It’s not a plant closing story, it’s a success story
The closing of the Golden Guernsey milk plant in Waukesha was not a failure of the anti-trust action taken by Attorney General JB Van Hollen’s office, it was a success story. Just ask state DOJ attorney Steve Means:
Steve Means, one of the attorneys of record for the state Department of Justice in the Dean Foods action, said the agreement that Dean Foods entered to sell Golden Guernsey was set up so the federal government had the ability to approve or reject a buyer and had sole discretion.
“The sale … is something that gave the Waukesha facility a fighting chance,” Means said. “The fact that it was there buying milk, trying to do business with retailers, not only did it provide better prices for milk for producers, the farmers, but it also kept prices down for the purchasers during that time frame. … That was certainly the objective.”
Hey, the government picked the buyers of the plant, but that’s okay. Milk prices were held down, “…during that time frame.” It’s a success story, right?
The Waukesha Freeman also quotes Means as saying that the plant was in financial danger before the anti-trust action that forced the sale. If Means, Van Hollen, and the Wisconsin DOJ truly believed that, then why did they force the sale of a plant that was doomed to fail anyway?
As for the plant’s chances of re-opening, the Waukesha Freeman consulted a dairy industry expert outside the Department of Justice:
Stephenson said the antitrust case took Golden Guernsey “from an organization that really knows and understands fluid milk plants really well to a group I don’t know at all. I don’t know that they own any dairy plants, let alone fluid dairy plants.”
But he added that he’s heard from several other large corporations that have some dealings in dairy that this area of the country is unique in that it has laws and rules not commonly found elsewhere.
“They find it amazing that we have the degree of regulation we do so it might be a tough climb for some group that has put together a pro forma investment package and found that this is a hard industry,” he said.
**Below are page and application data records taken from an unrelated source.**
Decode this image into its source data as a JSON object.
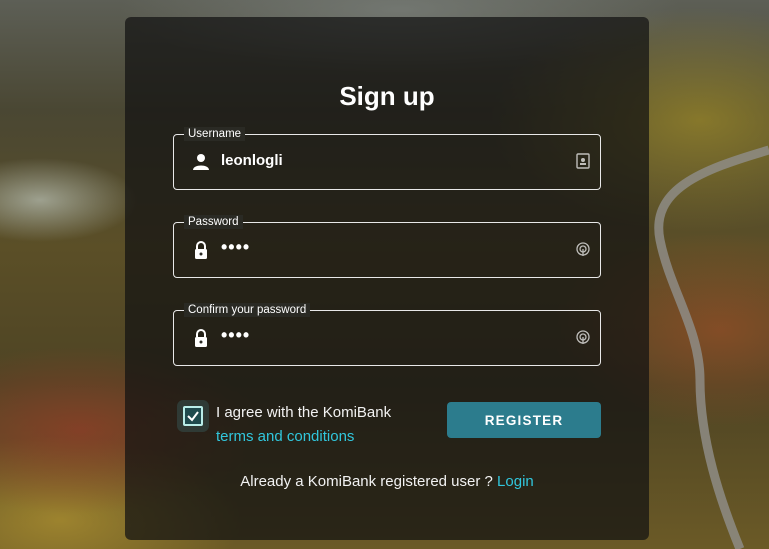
{
  "form": {
    "title": "Sign up",
    "username": {
      "label": "Username",
      "value": "leonlogli"
    },
    "password": {
      "label": "Password",
      "value": "••••"
    },
    "confirm": {
      "label": "Confirm your password",
      "value": "••••"
    },
    "agreement": {
      "text": "I agree with the KomiBank",
      "link": "terms and conditions",
      "checked": true
    },
    "register_label": "REGISTER",
    "already_text": "Already a KomiBank registered user ?",
    "login_link": "Login"
  },
  "colors": {
    "accent": "#31c6dc",
    "button": "#2c7c8d"
  },
  "icons": {
    "username_lead": "person-icon",
    "username_trail": "contact-card-icon",
    "password_lead": "lock-icon",
    "password_trail": "fingerprint-icon",
    "confirm_lead": "lock-icon",
    "confirm_trail": "fingerprint-icon"
  }
}
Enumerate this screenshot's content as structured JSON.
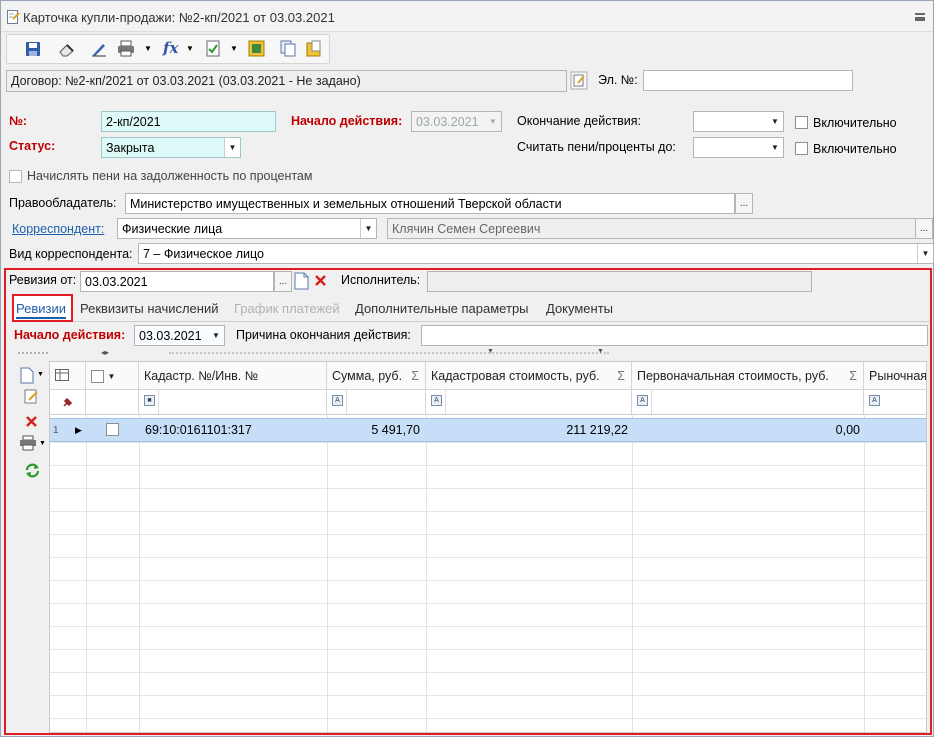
{
  "window": {
    "title": "Карточка купли-продажи: №2-кп/2021 от 03.03.2021"
  },
  "header": {
    "contract_text": "Договор: №2-кп/2021 от 03.03.2021 (03.03.2021 -  Не задано)",
    "el_no_label": "Эл. №:",
    "el_no_value": ""
  },
  "form": {
    "number_label": "№:",
    "number_value": "2-кп/2021",
    "start_label": "Начало действия:",
    "start_value": "03.03.2021",
    "end_label": "Окончание действия:",
    "end_value": "",
    "inclusive_label_1": "Включительно",
    "status_label": "Статус:",
    "status_value": "Закрыта",
    "penalty_until_label": "Считать пени/проценты до:",
    "penalty_until_value": "",
    "inclusive_label_2": "Включительно",
    "accrue_penalty_label": "Начислять пени на задолженность по процентам",
    "owner_label": "Правообладатель:",
    "owner_value": "Министерство имущественных и земельных отношений Тверской области",
    "correspondent_label": "Корреспондент:",
    "correspondent_type": "Физические лица",
    "correspondent_name": "Клячин Семен Сергеевич",
    "corr_kind_label": "Вид корреспондента:",
    "corr_kind_value": "7 – Физическое лицо",
    "ellipsis": "..."
  },
  "revision": {
    "from_label": "Ревизия от:",
    "from_value": "03.03.2021",
    "executor_label": "Исполнитель:",
    "executor_value": "",
    "tabs": [
      {
        "label": "Ревизии"
      },
      {
        "label": "Реквизиты начислений"
      },
      {
        "label": "График платежей"
      },
      {
        "label": "Дополнительные параметры"
      },
      {
        "label": "Документы"
      }
    ],
    "start_label": "Начало действия:",
    "start_value": "03.03.2021",
    "end_reason_label": "Причина окончания действия:",
    "end_reason_value": ""
  },
  "grid": {
    "columns": [
      {
        "label": "Кадастр. №/Инв. №"
      },
      {
        "label": "Сумма, руб."
      },
      {
        "label": "Кадастровая стоимость, руб."
      },
      {
        "label": "Первоначальная стоимость, руб."
      },
      {
        "label": "Рыночная"
      }
    ],
    "sigma": "Σ",
    "rows": [
      {
        "num": "1",
        "cadastral": "69:10:0161101:317",
        "sum": "5 491,70",
        "cad_cost": "211 219,22",
        "initial_cost": "0,00",
        "market": ""
      }
    ]
  },
  "colors": {
    "accent_red": "#c00000",
    "highlight_frame": "#e31b23",
    "selected_row": "#c6def7",
    "required_field": "#ddfaf8"
  }
}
Stephenson added he believed it was possible that the Golden Guernsey brand could be resurrected.
“Golden Guernsey has a cache,” he said. “A lot of folks here have good memories of this as a brand name. The Borden brand was resurrected. It had been down for some years and was brought back. So it’s a possibility. I wouldn’t discount that completely but by the same token, I wouldn’t be waiting for that to happen. I think it is more difficult now that the plant is physically closed.”
You can read my op-ed column on the whole mess that appeared in the Waukesha Freeman in Thursday’s newspaper, page 6A.